# What is required:
All of the records below are to be given again word for word, with the pictures removed.
= = =
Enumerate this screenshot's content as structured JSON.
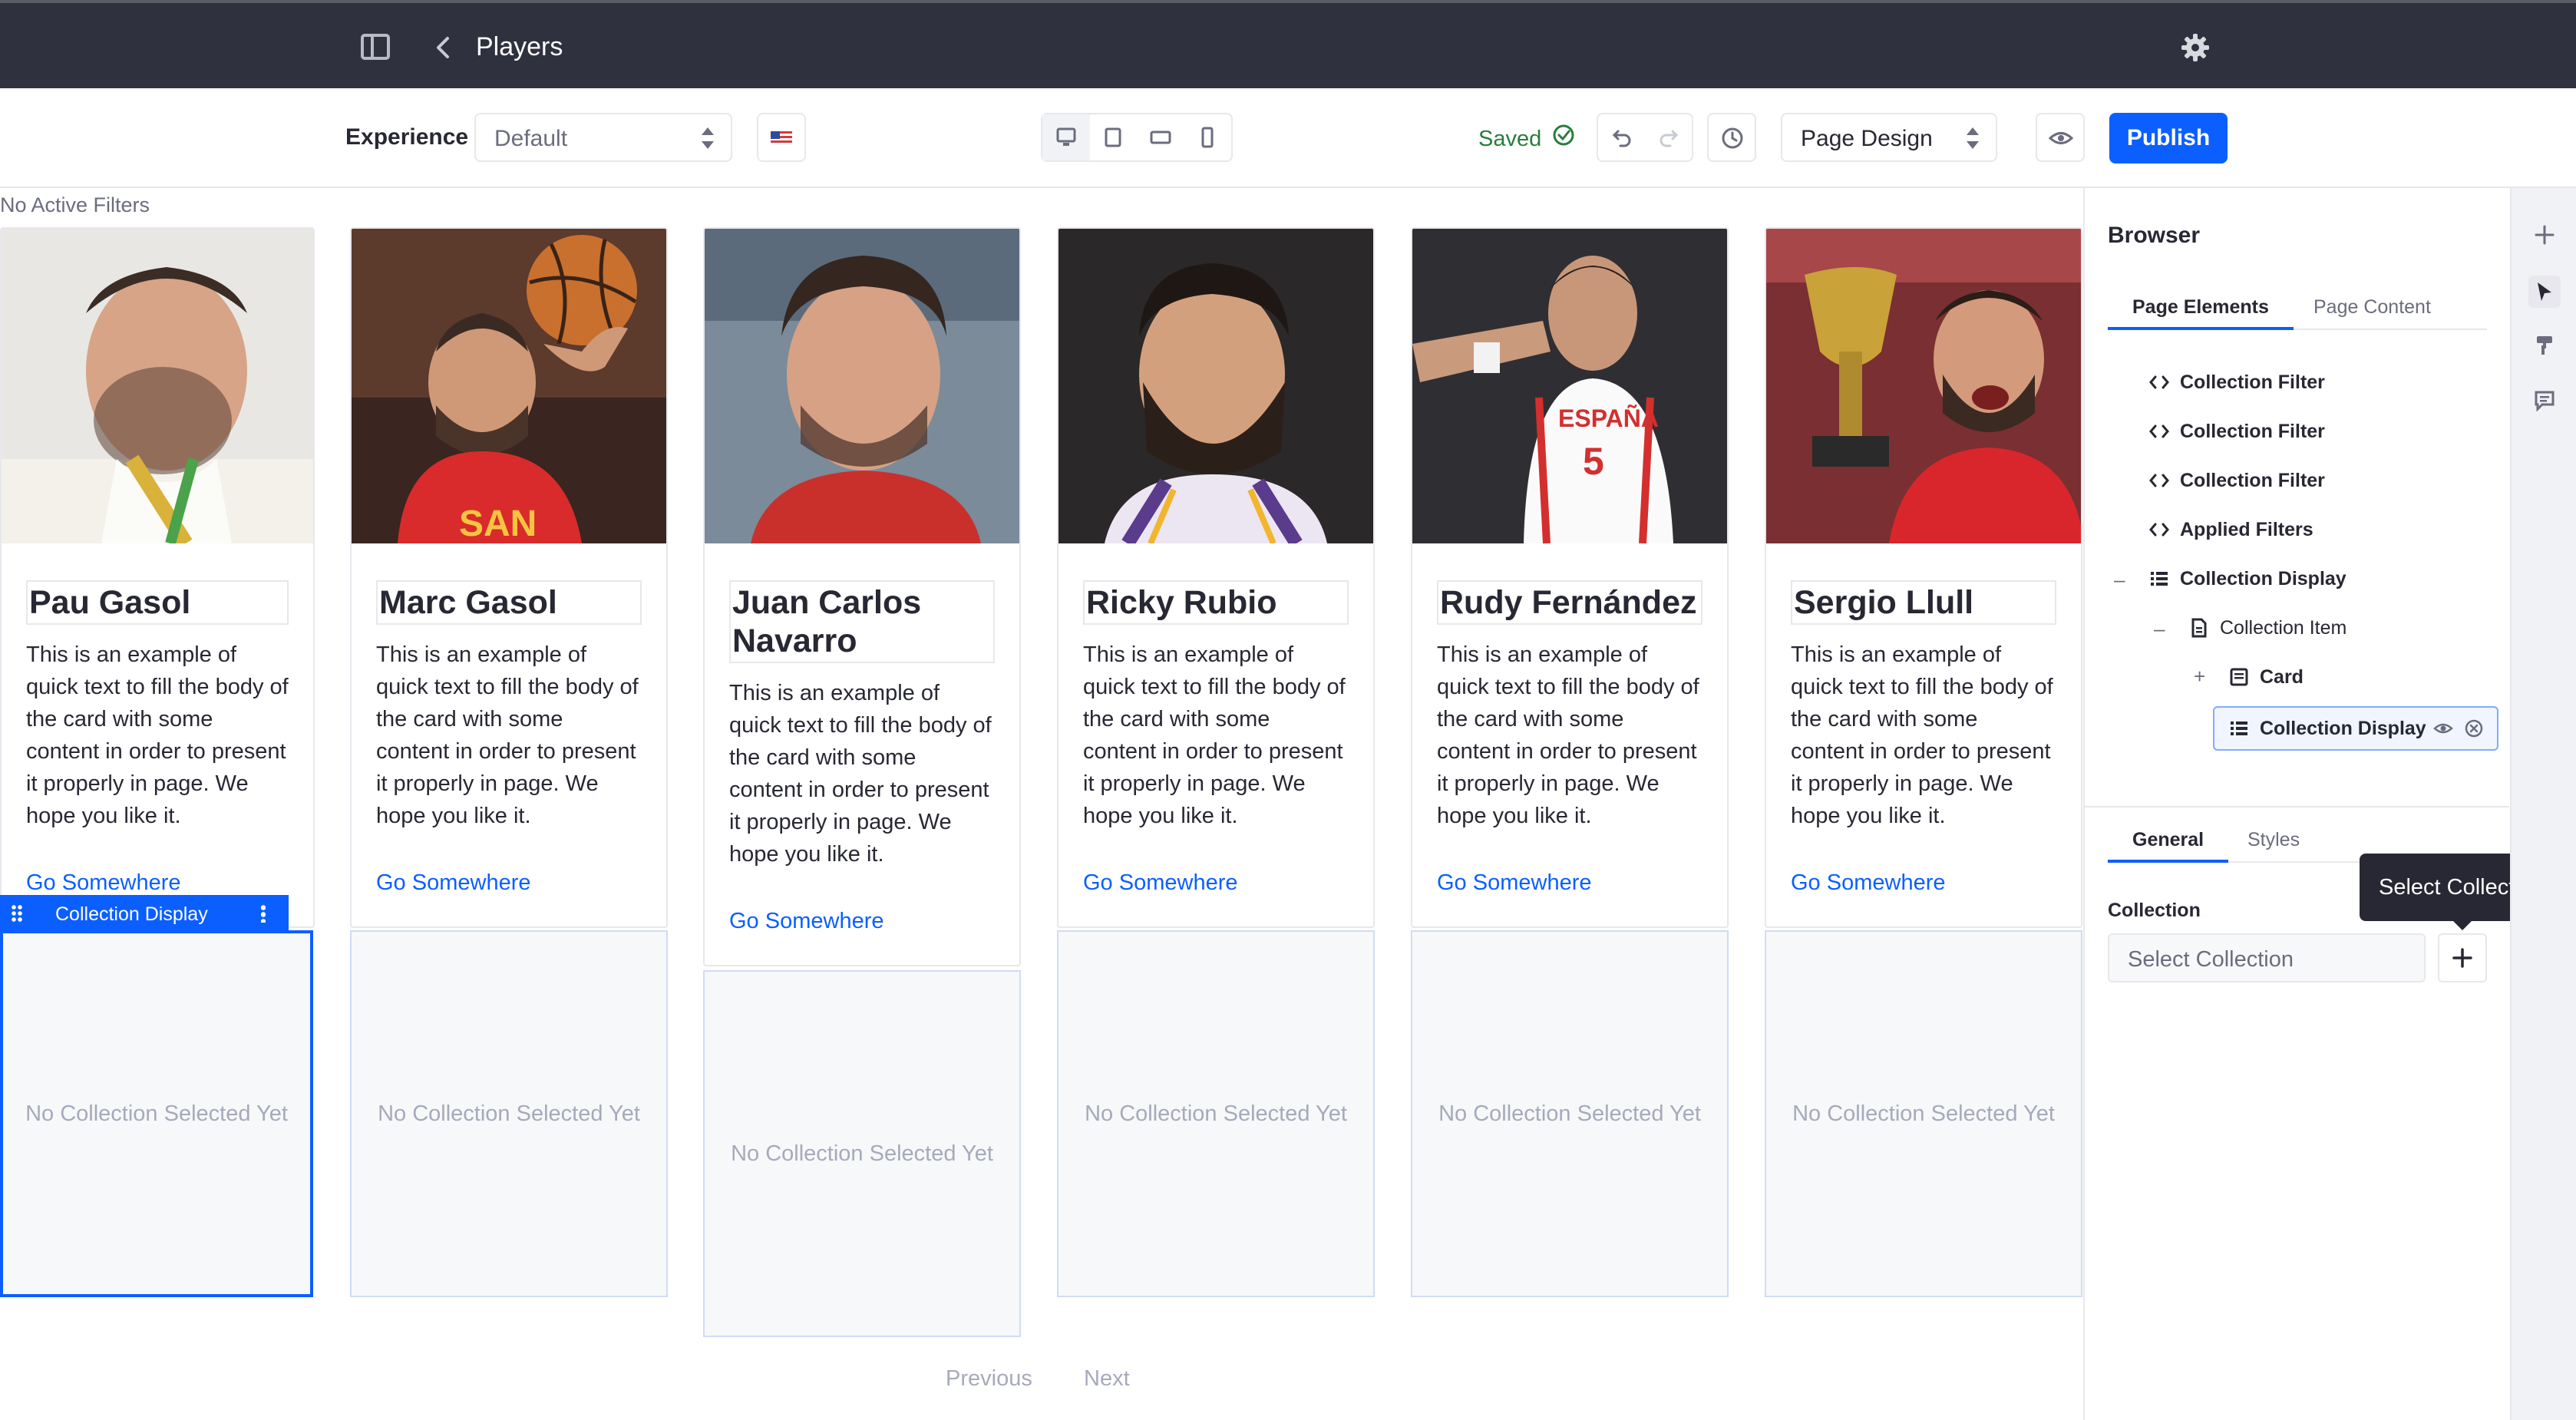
{
  "topbar": {
    "title": "Players"
  },
  "toolbar": {
    "experience_label": "Experience",
    "experience_value": "Default",
    "saved_label": "Saved",
    "mode_value": "Page Design",
    "publish_label": "Publish"
  },
  "canvas": {
    "filters_status": "No Active Filters",
    "cards": [
      {
        "name": "Pau Gasol",
        "text": "This is an example of quick text to fill the body of the card with some content in order to present it properly in page. We hope you like it.",
        "link": "Go Somewhere"
      },
      {
        "name": "Marc Gasol",
        "text": "This is an example of quick text to fill the body of the card with some content in order to present it properly in page. We hope you like it.",
        "link": "Go Somewhere"
      },
      {
        "name": "Juan Carlos Navarro",
        "text": "This is an example of quick text to fill the body of the card with some content in order to present it properly in page. We hope you like it.",
        "link": "Go Somewhere"
      },
      {
        "name": "Ricky Rubio",
        "text": "This is an example of quick text to fill the body of the card with some content in order to present it properly in page. We hope you like it.",
        "link": "Go Somewhere"
      },
      {
        "name": "Rudy Fernández",
        "text": "This is an example of quick text to fill the body of the card with some content in order to present it properly in page. We hope you like it.",
        "link": "Go Somewhere"
      },
      {
        "name": "Sergio Llull",
        "text": "This is an example of quick text to fill the body of the card with some content in order to present it properly in page. We hope you like it.",
        "link": "Go Somewhere"
      }
    ],
    "empty_state": "No Collection Selected Yet",
    "fragment_tag": "Collection Display",
    "pager": {
      "previous": "Previous",
      "next": "Next"
    }
  },
  "browser": {
    "title": "Browser",
    "tabs": [
      "Page Elements",
      "Page Content"
    ],
    "tree": [
      {
        "label": "Collection Filter"
      },
      {
        "label": "Collection Filter"
      },
      {
        "label": "Collection Filter"
      },
      {
        "label": "Applied Filters"
      },
      {
        "label": "Collection Display",
        "toggle": "–"
      },
      {
        "label": "Collection Item",
        "toggle": "–"
      },
      {
        "label": "Card",
        "toggle": "+"
      },
      {
        "label": "Collection Display"
      }
    ]
  },
  "config": {
    "tabs": [
      "General",
      "Styles"
    ],
    "collection_label": "Collection",
    "collection_placeholder": "Select Collection",
    "tooltip": "Select Collection"
  },
  "colors": {
    "accent": "#0b5fff",
    "topbar": "#30313f",
    "success": "#287d3c"
  }
}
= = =
# Your solution:
Enumerate this screenshot's content as structured JSON.
{
  "topbar": {
    "title": "Players"
  },
  "toolbar": {
    "experience_label": "Experience",
    "experience_value": "Default",
    "saved_label": "Saved",
    "mode_value": "Page Design",
    "publish_label": "Publish"
  },
  "canvas": {
    "filters_status": "No Active Filters",
    "cards": [
      {
        "name": "Pau Gasol",
        "text": "This is an example of quick text to fill the body of the card with some content in order to present it properly in page. We hope you like it.",
        "link": "Go Somewhere"
      },
      {
        "name": "Marc Gasol",
        "text": "This is an example of quick text to fill the body of the card with some content in order to present it properly in page. We hope you like it.",
        "link": "Go Somewhere"
      },
      {
        "name": "Juan Carlos Navarro",
        "text": "This is an example of quick text to fill the body of the card with some content in order to present it properly in page. We hope you like it.",
        "link": "Go Somewhere"
      },
      {
        "name": "Ricky Rubio",
        "text": "This is an example of quick text to fill the body of the card with some content in order to present it properly in page. We hope you like it.",
        "link": "Go Somewhere"
      },
      {
        "name": "Rudy Fernández",
        "text": "This is an example of quick text to fill the body of the card with some content in order to present it properly in page. We hope you like it.",
        "link": "Go Somewhere"
      },
      {
        "name": "Sergio Llull",
        "text": "This is an example of quick text to fill the body of the card with some content in order to present it properly in page. We hope you like it.",
        "link": "Go Somewhere"
      }
    ],
    "empty_state": "No Collection Selected Yet",
    "fragment_tag": "Collection Display",
    "pager": {
      "previous": "Previous",
      "next": "Next"
    }
  },
  "browser": {
    "title": "Browser",
    "tabs": [
      "Page Elements",
      "Page Content"
    ],
    "tree": [
      {
        "label": "Collection Filter"
      },
      {
        "label": "Collection Filter"
      },
      {
        "label": "Collection Filter"
      },
      {
        "label": "Applied Filters"
      },
      {
        "label": "Collection Display",
        "toggle": "–"
      },
      {
        "label": "Collection Item",
        "toggle": "–"
      },
      {
        "label": "Card",
        "toggle": "+"
      },
      {
        "label": "Collection Display"
      }
    ]
  },
  "config": {
    "tabs": [
      "General",
      "Styles"
    ],
    "collection_label": "Collection",
    "collection_placeholder": "Select Collection",
    "tooltip": "Select Collection"
  },
  "colors": {
    "accent": "#0b5fff",
    "topbar": "#30313f",
    "success": "#287d3c"
  }
}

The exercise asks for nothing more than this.